It was exactly this type of situation that led a small group of businessmen and housewives in East London to do something positive about the crisis. The group, led by Richard Mogg, a local pharmacist, then worked to establish a residential home for pensioners – a home where the rents would be kept to a minimum.
The idea of Berea Gardens came to Richard Mogg in 1970 when he made a delivery of some medicines one winter’s evening to an elderly couple who were regular customers of his pharmacy. He was appalled when he saw the flat they were living in – the two cramped rooms were at the back of an old, almost derelict building. Rising rents had forced them to move from their old flat to this, the best they could afford on their limited income.
There and then Richard Mogg decided to do something about the problem. He contacted the then Department of Social Welfare about his idea for a home for the aged. They put him in touch with Mrs Beryl Munnik, well known for her role in establishing the Village of Happiness in Margate. She was then living in East London.
Her enthusiasm for his idea was tremendous and together they set about the tedious procedure of cutting through the red tape that such a venture involves. As well as building the 126 flats, it was proposed that an adjoining centre for both residents and non-residents be set up, where people could get together for companionship. The centre could also provide facilities for hobbies, medical care, entertainment and so on.
Richard Mogg then formed a Section 21 (non-profit) company called the East London Old Timers’ Centre (ELOTC). The then six directors all worked on a voluntary basis and each had skills to offer in his their particular field. Mr Frans Staal, for example, was an hotelier, so he advised and controlled the catering. Other directors included a medical practitioner, an accountant and a lawyer, (Mr. Denis Kirk) who gave their expertise for free and in this way costs were considerably shaved. The two lady directors, Mrs Marion Bryson and Mrs Patsi Harwood, undertook much of the running and organisation of activities of Berea Gardens.
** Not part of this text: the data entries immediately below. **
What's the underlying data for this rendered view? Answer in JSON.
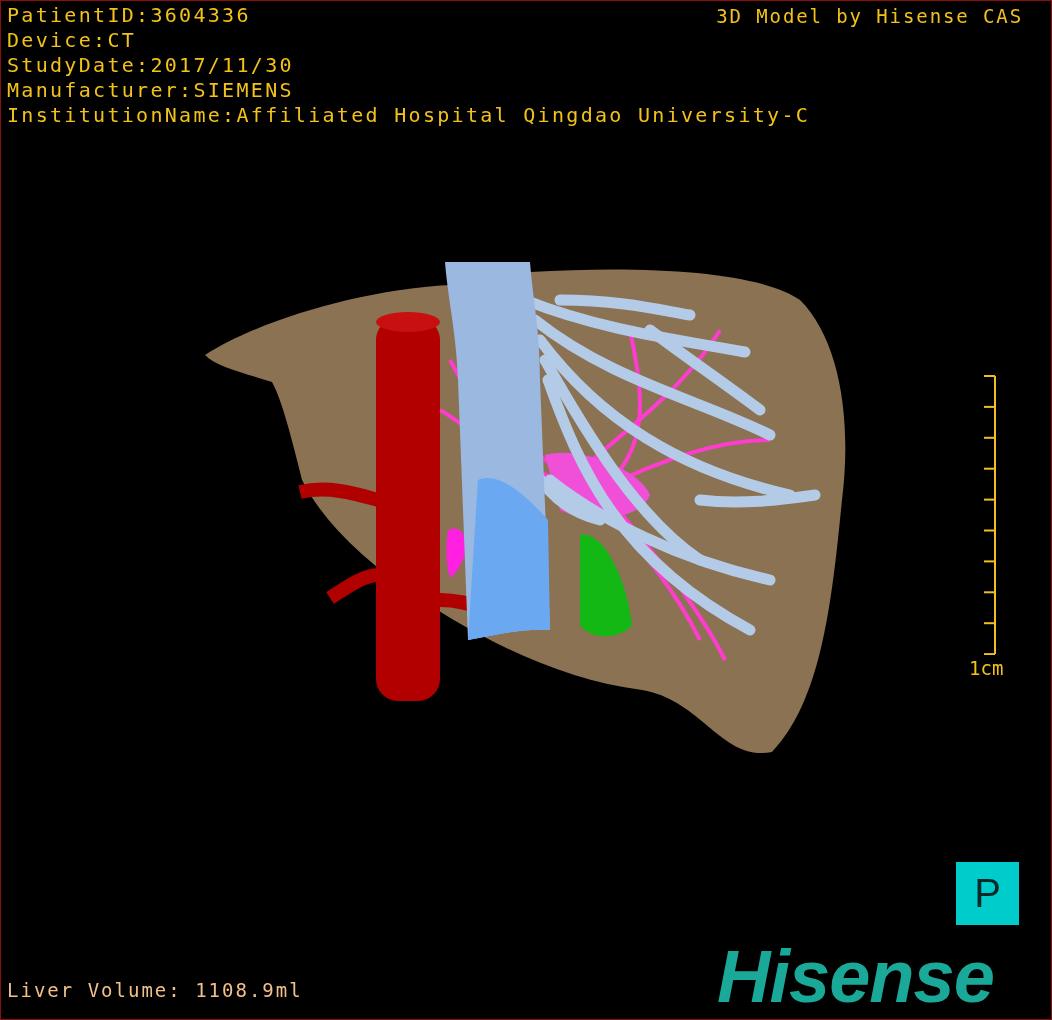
{
  "info_lines": [
    "PatientID:3604336",
    "Device:CT",
    "StudyDate:2017/11/30",
    "Manufacturer:SIEMENS",
    "InstitutionName:Affiliated Hospital Qingdao University-C"
  ],
  "credit": "3D Model by Hisense CAS",
  "scale_bar": {
    "label": "1cm"
  },
  "orientation_marker": "P",
  "liver_volume": "Liver Volume: 1108.9ml",
  "logo": "Hisense"
}
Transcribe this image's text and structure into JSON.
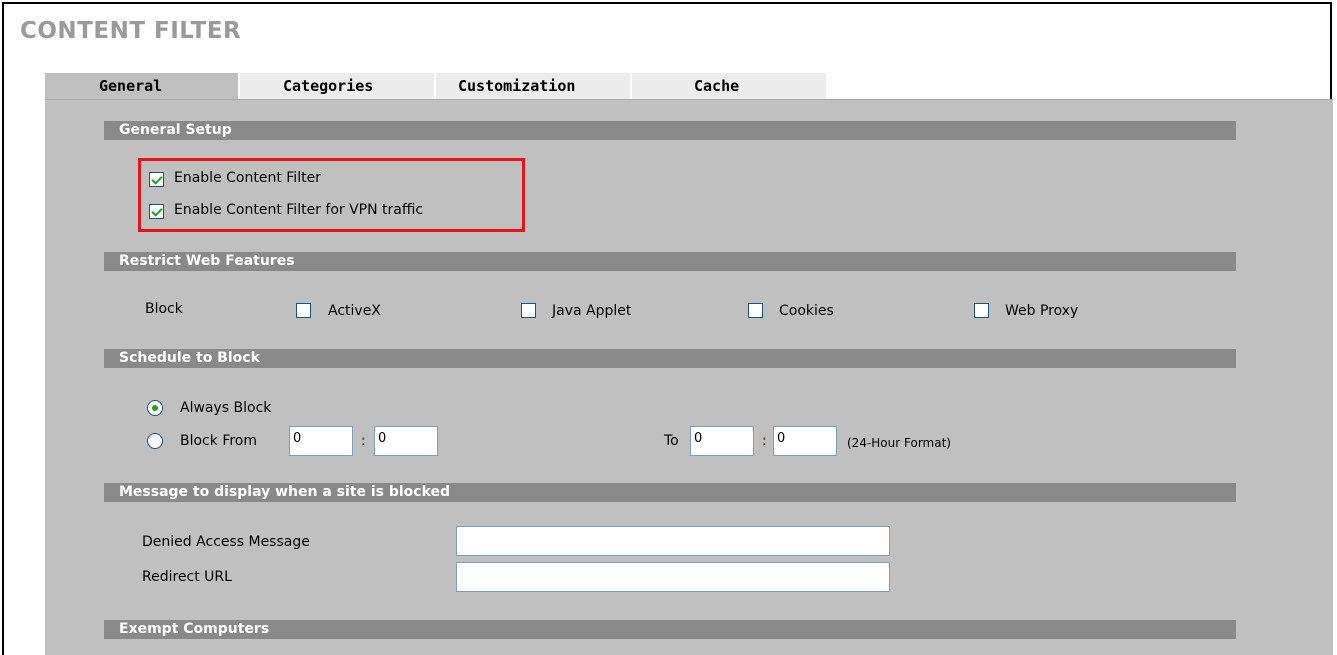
{
  "page": {
    "title": "CONTENT FILTER"
  },
  "tabs": [
    {
      "label": "General",
      "active": true
    },
    {
      "label": "Categories",
      "active": false
    },
    {
      "label": "Customization",
      "active": false
    },
    {
      "label": "Cache",
      "active": false
    }
  ],
  "general_setup": {
    "header": "General Setup",
    "enable_content_filter": {
      "label": "Enable Content Filter",
      "checked": true
    },
    "enable_vpn_filter": {
      "label": "Enable Content Filter for VPN traffic",
      "checked": true
    }
  },
  "restrict_web": {
    "header": "Restrict Web Features",
    "block_label": "Block",
    "options": [
      {
        "label": "ActiveX",
        "checked": false
      },
      {
        "label": "Java Applet",
        "checked": false
      },
      {
        "label": "Cookies",
        "checked": false
      },
      {
        "label": "Web Proxy",
        "checked": false
      }
    ]
  },
  "schedule": {
    "header": "Schedule to Block",
    "always_block": {
      "label": "Always Block",
      "selected": true
    },
    "block_from": {
      "label": "Block From",
      "selected": false
    },
    "from_hour": "0",
    "from_minute": "0",
    "to_label": "To",
    "to_hour": "0",
    "to_minute": "0",
    "colon": ":",
    "format_note": "(24-Hour Format)"
  },
  "message": {
    "header": "Message to display when a site is blocked",
    "denied_label": "Denied Access Message",
    "denied_value": "",
    "redirect_label": "Redirect URL",
    "redirect_value": ""
  },
  "exempt": {
    "header": "Exempt Computers"
  },
  "colors": {
    "section_bar": "#898989",
    "panel": "#c0c0c0",
    "highlight": "#e5141b",
    "check": "#21a121"
  }
}
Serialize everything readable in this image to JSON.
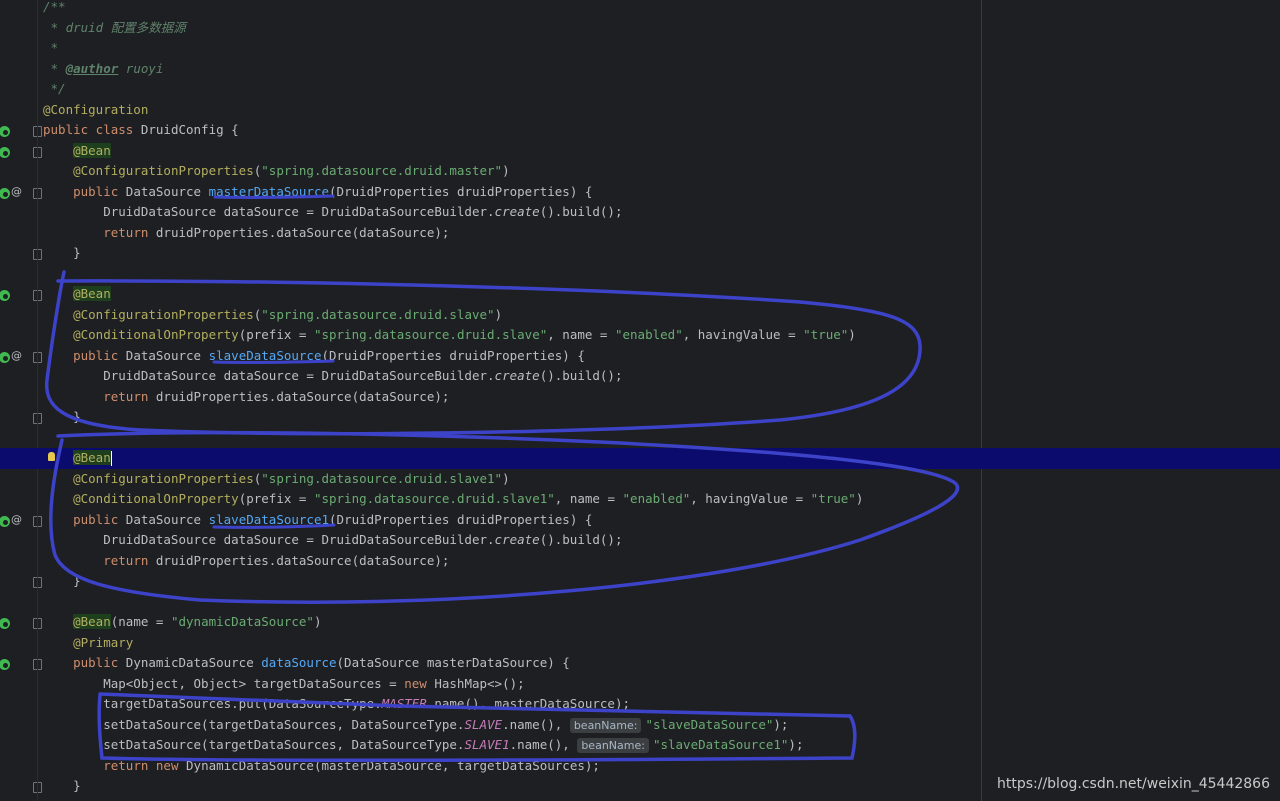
{
  "editor": {
    "accent": "#3d43c9",
    "current_line_bg": "#0b0b6e",
    "lines": [
      {
        "row": 0,
        "tokens": [
          {
            "t": "/**",
            "c": "comment"
          }
        ]
      },
      {
        "row": 1,
        "tokens": [
          {
            "t": " * druid 配置多数据源",
            "c": "comment"
          }
        ]
      },
      {
        "row": 2,
        "tokens": [
          {
            "t": " *",
            "c": "comment"
          }
        ]
      },
      {
        "row": 3,
        "tokens": [
          {
            "t": " * ",
            "c": "comment"
          },
          {
            "t": "@author",
            "c": "tag"
          },
          {
            "t": " ruoyi",
            "c": "comment"
          }
        ]
      },
      {
        "row": 4,
        "tokens": [
          {
            "t": " */",
            "c": "comment"
          }
        ]
      },
      {
        "row": 5,
        "tokens": [
          {
            "t": "@Configuration",
            "c": "ann"
          }
        ]
      },
      {
        "row": 6,
        "tokens": [
          {
            "t": "public class ",
            "c": "kw"
          },
          {
            "t": "DruidConfig {",
            "c": "plain"
          }
        ]
      },
      {
        "row": 7,
        "tokens": [
          {
            "t": "    ",
            "c": "plain"
          },
          {
            "t": "@Bean",
            "c": "bean"
          }
        ]
      },
      {
        "row": 8,
        "tokens": [
          {
            "t": "    ",
            "c": "plain"
          },
          {
            "t": "@ConfigurationProperties",
            "c": "ann"
          },
          {
            "t": "(",
            "c": "plain"
          },
          {
            "t": "\"spring.datasource.druid.master\"",
            "c": "str"
          },
          {
            "t": ")",
            "c": "plain"
          }
        ]
      },
      {
        "row": 9,
        "tokens": [
          {
            "t": "    ",
            "c": "plain"
          },
          {
            "t": "public ",
            "c": "kw"
          },
          {
            "t": "DataSource ",
            "c": "plain"
          },
          {
            "t": "masterDataSource",
            "c": "fn"
          },
          {
            "t": "(DruidProperties druidProperties) {",
            "c": "plain"
          }
        ]
      },
      {
        "row": 10,
        "tokens": [
          {
            "t": "        DruidDataSource dataSource = DruidDataSourceBuilder.",
            "c": "plain"
          },
          {
            "t": "create",
            "c": "static"
          },
          {
            "t": "().build();",
            "c": "plain"
          }
        ]
      },
      {
        "row": 11,
        "tokens": [
          {
            "t": "        ",
            "c": "plain"
          },
          {
            "t": "return ",
            "c": "kw"
          },
          {
            "t": "druidProperties.dataSource(dataSource);",
            "c": "plain"
          }
        ]
      },
      {
        "row": 12,
        "tokens": [
          {
            "t": "    }",
            "c": "plain"
          }
        ]
      },
      {
        "row": 13,
        "tokens": []
      },
      {
        "row": 14,
        "tokens": [
          {
            "t": "    ",
            "c": "plain"
          },
          {
            "t": "@Bean",
            "c": "bean"
          }
        ]
      },
      {
        "row": 15,
        "tokens": [
          {
            "t": "    ",
            "c": "plain"
          },
          {
            "t": "@ConfigurationProperties",
            "c": "ann"
          },
          {
            "t": "(",
            "c": "plain"
          },
          {
            "t": "\"spring.datasource.druid.slave\"",
            "c": "str"
          },
          {
            "t": ")",
            "c": "plain"
          }
        ]
      },
      {
        "row": 16,
        "tokens": [
          {
            "t": "    ",
            "c": "plain"
          },
          {
            "t": "@ConditionalOnProperty",
            "c": "ann"
          },
          {
            "t": "(prefix = ",
            "c": "plain"
          },
          {
            "t": "\"spring.datasource.druid.slave\"",
            "c": "str"
          },
          {
            "t": ", name = ",
            "c": "plain"
          },
          {
            "t": "\"enabled\"",
            "c": "str"
          },
          {
            "t": ", havingValue = ",
            "c": "plain"
          },
          {
            "t": "\"true\"",
            "c": "str"
          },
          {
            "t": ")",
            "c": "plain"
          }
        ]
      },
      {
        "row": 17,
        "tokens": [
          {
            "t": "    ",
            "c": "plain"
          },
          {
            "t": "public ",
            "c": "kw"
          },
          {
            "t": "DataSource ",
            "c": "plain"
          },
          {
            "t": "slaveDataSource",
            "c": "fn"
          },
          {
            "t": "(DruidProperties druidProperties) {",
            "c": "plain"
          }
        ]
      },
      {
        "row": 18,
        "tokens": [
          {
            "t": "        DruidDataSource dataSource = DruidDataSourceBuilder.",
            "c": "plain"
          },
          {
            "t": "create",
            "c": "static"
          },
          {
            "t": "().build();",
            "c": "plain"
          }
        ]
      },
      {
        "row": 19,
        "tokens": [
          {
            "t": "        ",
            "c": "plain"
          },
          {
            "t": "return ",
            "c": "kw"
          },
          {
            "t": "druidProperties.dataSource(dataSource);",
            "c": "plain"
          }
        ]
      },
      {
        "row": 20,
        "tokens": [
          {
            "t": "    }",
            "c": "plain"
          }
        ]
      },
      {
        "row": 21,
        "tokens": []
      },
      {
        "row": 22,
        "current": true,
        "tokens": [
          {
            "t": "    ",
            "c": "plain"
          },
          {
            "t": "@Bean",
            "c": "bean"
          },
          {
            "t": "",
            "c": "caret"
          }
        ]
      },
      {
        "row": 23,
        "tokens": [
          {
            "t": "    ",
            "c": "plain"
          },
          {
            "t": "@ConfigurationProperties",
            "c": "ann"
          },
          {
            "t": "(",
            "c": "plain"
          },
          {
            "t": "\"spring.datasource.druid.slave1\"",
            "c": "str"
          },
          {
            "t": ")",
            "c": "plain"
          }
        ]
      },
      {
        "row": 24,
        "tokens": [
          {
            "t": "    ",
            "c": "plain"
          },
          {
            "t": "@ConditionalOnProperty",
            "c": "ann"
          },
          {
            "t": "(prefix = ",
            "c": "plain"
          },
          {
            "t": "\"spring.datasource.druid.slave1\"",
            "c": "str"
          },
          {
            "t": ", name = ",
            "c": "plain"
          },
          {
            "t": "\"enabled\"",
            "c": "str"
          },
          {
            "t": ", havingValue = ",
            "c": "plain"
          },
          {
            "t": "\"true\"",
            "c": "str"
          },
          {
            "t": ")",
            "c": "plain"
          }
        ]
      },
      {
        "row": 25,
        "tokens": [
          {
            "t": "    ",
            "c": "plain"
          },
          {
            "t": "public ",
            "c": "kw"
          },
          {
            "t": "DataSource ",
            "c": "plain"
          },
          {
            "t": "slaveDataSource1",
            "c": "fn"
          },
          {
            "t": "(DruidProperties druidProperties) {",
            "c": "plain"
          }
        ]
      },
      {
        "row": 26,
        "tokens": [
          {
            "t": "        DruidDataSource dataSource = DruidDataSourceBuilder.",
            "c": "plain"
          },
          {
            "t": "create",
            "c": "static"
          },
          {
            "t": "().build();",
            "c": "plain"
          }
        ]
      },
      {
        "row": 27,
        "tokens": [
          {
            "t": "        ",
            "c": "plain"
          },
          {
            "t": "return ",
            "c": "kw"
          },
          {
            "t": "druidProperties.dataSource(dataSource);",
            "c": "plain"
          }
        ]
      },
      {
        "row": 28,
        "tokens": [
          {
            "t": "    }",
            "c": "plain"
          }
        ]
      },
      {
        "row": 29,
        "tokens": []
      },
      {
        "row": 30,
        "tokens": [
          {
            "t": "    ",
            "c": "plain"
          },
          {
            "t": "@Bean",
            "c": "bean"
          },
          {
            "t": "(name = ",
            "c": "plain"
          },
          {
            "t": "\"dynamicDataSource\"",
            "c": "str"
          },
          {
            "t": ")",
            "c": "plain"
          }
        ]
      },
      {
        "row": 31,
        "tokens": [
          {
            "t": "    ",
            "c": "plain"
          },
          {
            "t": "@Primary",
            "c": "ann"
          }
        ]
      },
      {
        "row": 32,
        "tokens": [
          {
            "t": "    ",
            "c": "plain"
          },
          {
            "t": "public ",
            "c": "kw"
          },
          {
            "t": "DynamicDataSource ",
            "c": "plain"
          },
          {
            "t": "dataSource",
            "c": "fn"
          },
          {
            "t": "(DataSource masterDataSource) {",
            "c": "plain"
          }
        ]
      },
      {
        "row": 33,
        "tokens": [
          {
            "t": "        Map<Object, Object> targetDataSources = ",
            "c": "plain"
          },
          {
            "t": "new ",
            "c": "kw"
          },
          {
            "t": "HashMap<>();",
            "c": "plain"
          }
        ]
      },
      {
        "row": 34,
        "tokens": [
          {
            "t": "        targetDataSources.put(DataSourceType.",
            "c": "plain"
          },
          {
            "t": "MASTER",
            "c": "const"
          },
          {
            "t": ".name(), masterDataSource);",
            "c": "plain"
          }
        ]
      },
      {
        "row": 35,
        "tokens": [
          {
            "t": "        setDataSource(targetDataSources, DataSourceType.",
            "c": "plain"
          },
          {
            "t": "SLAVE",
            "c": "const"
          },
          {
            "t": ".name(), ",
            "c": "plain"
          },
          {
            "t": "beanName:",
            "c": "hint"
          },
          {
            "t": "\"slaveDataSource\"",
            "c": "str"
          },
          {
            "t": ");",
            "c": "plain"
          }
        ]
      },
      {
        "row": 36,
        "tokens": [
          {
            "t": "        setDataSource(targetDataSources, DataSourceType.",
            "c": "plain"
          },
          {
            "t": "SLAVE1",
            "c": "const"
          },
          {
            "t": ".name(), ",
            "c": "plain"
          },
          {
            "t": "beanName:",
            "c": "hint"
          },
          {
            "t": "\"slaveDataSource1\"",
            "c": "str"
          },
          {
            "t": ");",
            "c": "plain"
          }
        ]
      },
      {
        "row": 37,
        "tokens": [
          {
            "t": "        ",
            "c": "plain"
          },
          {
            "t": "return new ",
            "c": "kw"
          },
          {
            "t": "DynamicDataSource(masterDataSource, targetDataSources);",
            "c": "plain"
          }
        ]
      },
      {
        "row": 38,
        "tokens": [
          {
            "t": "    }",
            "c": "plain"
          }
        ]
      }
    ],
    "gutter": [
      {
        "row": 6,
        "icons": [
          "bean-run-icon",
          "fold-icon"
        ]
      },
      {
        "row": 7,
        "icons": [
          "bean-run-icon",
          "fold-icon"
        ]
      },
      {
        "row": 9,
        "icons": [
          "bean-run-icon",
          "at-icon",
          "fold-icon"
        ]
      },
      {
        "row": 12,
        "icons": [
          "fold-icon"
        ]
      },
      {
        "row": 14,
        "icons": [
          "bean-run-icon",
          "fold-icon"
        ]
      },
      {
        "row": 17,
        "icons": [
          "bean-run-icon",
          "at-icon",
          "fold-icon"
        ]
      },
      {
        "row": 20,
        "icons": [
          "fold-icon"
        ]
      },
      {
        "row": 22,
        "icons": [
          "bean-run-icon",
          "fold-icon",
          "bulb-icon"
        ]
      },
      {
        "row": 25,
        "icons": [
          "bean-run-icon",
          "at-icon",
          "fold-icon"
        ]
      },
      {
        "row": 28,
        "icons": [
          "fold-icon"
        ]
      },
      {
        "row": 30,
        "icons": [
          "bean-run-icon",
          "fold-icon"
        ]
      },
      {
        "row": 32,
        "icons": [
          "bean-run-icon",
          "fold-icon"
        ]
      },
      {
        "row": 38,
        "icons": [
          "fold-icon"
        ]
      }
    ]
  },
  "watermark": "https://blog.csdn.net/weixin_45442866"
}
When the Berea Gardens Residence first opened on 1st April 1982, there were 750 applicants for the 132 self-contained, unfurnished flats. Rentals operated on a sliding scale depending on the persons income, and were as low as R45 a month for a single and R65 for a double. To this day, rentals do not exceed 25% of the disposable income of residents.
Berea Gardens has become a household name in East London and the ELOTC was officially changed to Berea Gardens Retirement Foundation.
The organisation is well known for its expertise and dedication to the care of the aged and is a major contributor to the welfare of almost 2000 retired people in the municipal area of Buffalo City.